#### Items from an interface collection:
--------------------------------
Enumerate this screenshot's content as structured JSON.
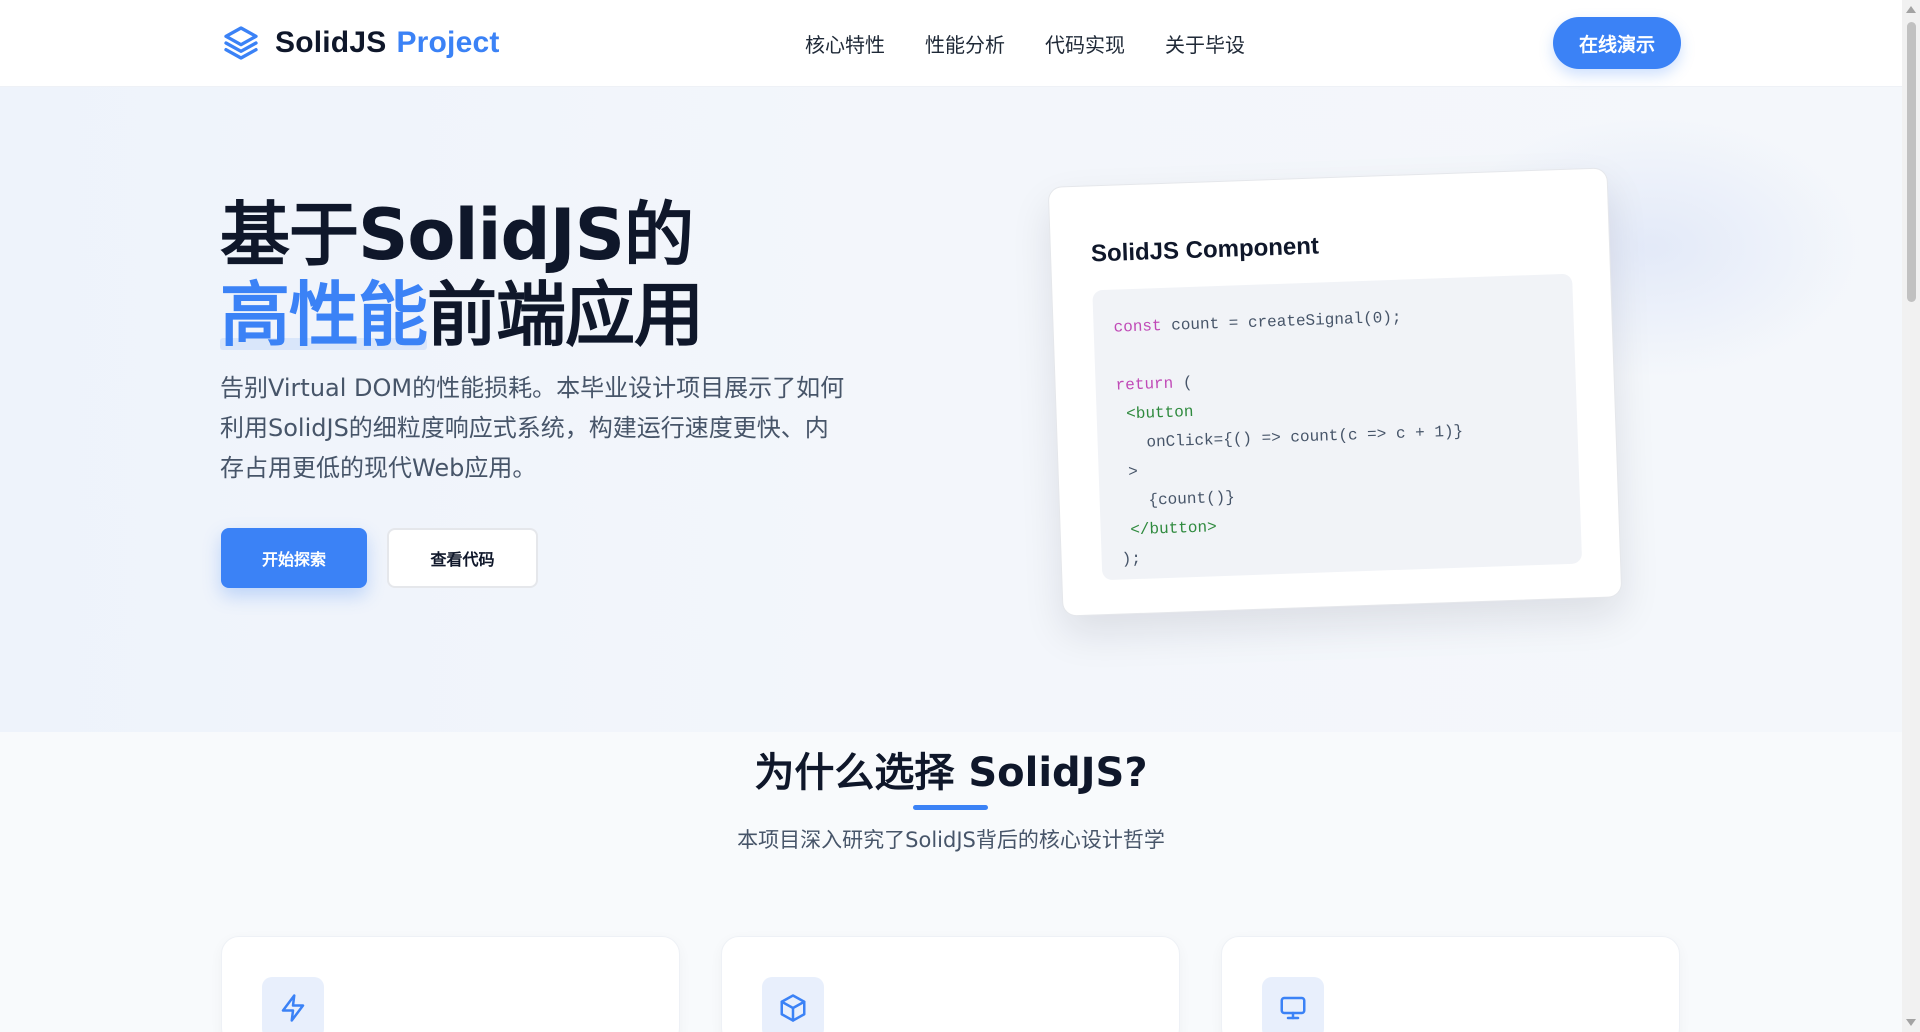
{
  "nav": {
    "logo_icon": "layers-icon",
    "logo_main": "SolidJS",
    "logo_accent": "Project",
    "links": [
      "核心特性",
      "性能分析",
      "代码实现",
      "关于毕设"
    ],
    "cta_label": "在线演示"
  },
  "hero": {
    "title_line1": "基于SolidJS的",
    "title_highlight": "高性能",
    "title_line2_rest": "前端应用",
    "description": "告别Virtual DOM的性能损耗。本毕业设计项目展示了如何利用SolidJS的细粒度响应式系统，构建运行速度更快、内存占用更低的现代Web应用。",
    "primary_button": "开始探索",
    "secondary_button": "查看代码",
    "code_card": {
      "title": "SolidJS Component",
      "lines": [
        {
          "kw": "const",
          "rest": " count = createSignal(0);"
        },
        {
          "kw": "",
          "rest": ""
        },
        {
          "kw": "return",
          "rest": " ("
        },
        {
          "tag": " <button",
          "rest": ""
        },
        {
          "rest": "   onClick={() => count(c => c + 1)}"
        },
        {
          "rest": " >"
        },
        {
          "rest": "   {count()}"
        },
        {
          "tag": " </button>",
          "rest": ""
        },
        {
          "rest": ");"
        }
      ]
    }
  },
  "features": {
    "title": "为什么选择 SolidJS?",
    "subtitle": "本项目深入研究了SolidJS背后的核心设计哲学",
    "cards": [
      {
        "icon": "lightning-icon"
      },
      {
        "icon": "cube-icon"
      },
      {
        "icon": "monitor-icon"
      }
    ]
  },
  "colors": {
    "accent": "#3b82f6",
    "text_dark": "#0f172a",
    "text_muted": "#475569"
  }
}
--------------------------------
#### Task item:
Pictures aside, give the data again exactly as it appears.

#### Task result:
Enumerate this screenshot's content as structured JSON.
{
  "nav": {
    "logo_icon": "layers-icon",
    "logo_main": "SolidJS",
    "logo_accent": "Project",
    "links": [
      "核心特性",
      "性能分析",
      "代码实现",
      "关于毕设"
    ],
    "cta_label": "在线演示"
  },
  "hero": {
    "title_line1": "基于SolidJS的",
    "title_highlight": "高性能",
    "title_line2_rest": "前端应用",
    "description": "告别Virtual DOM的性能损耗。本毕业设计项目展示了如何利用SolidJS的细粒度响应式系统，构建运行速度更快、内存占用更低的现代Web应用。",
    "primary_button": "开始探索",
    "secondary_button": "查看代码",
    "code_card": {
      "title": "SolidJS Component",
      "lines": [
        {
          "kw": "const",
          "rest": " count = createSignal(0);"
        },
        {
          "kw": "",
          "rest": ""
        },
        {
          "kw": "return",
          "rest": " ("
        },
        {
          "tag": " <button",
          "rest": ""
        },
        {
          "rest": "   onClick={() => count(c => c + 1)}"
        },
        {
          "rest": " >"
        },
        {
          "rest": "   {count()}"
        },
        {
          "tag": " </button>",
          "rest": ""
        },
        {
          "rest": ");"
        }
      ]
    }
  },
  "features": {
    "title": "为什么选择 SolidJS?",
    "subtitle": "本项目深入研究了SolidJS背后的核心设计哲学",
    "cards": [
      {
        "icon": "lightning-icon"
      },
      {
        "icon": "cube-icon"
      },
      {
        "icon": "monitor-icon"
      }
    ]
  },
  "colors": {
    "accent": "#3b82f6",
    "text_dark": "#0f172a",
    "text_muted": "#475569"
  }
}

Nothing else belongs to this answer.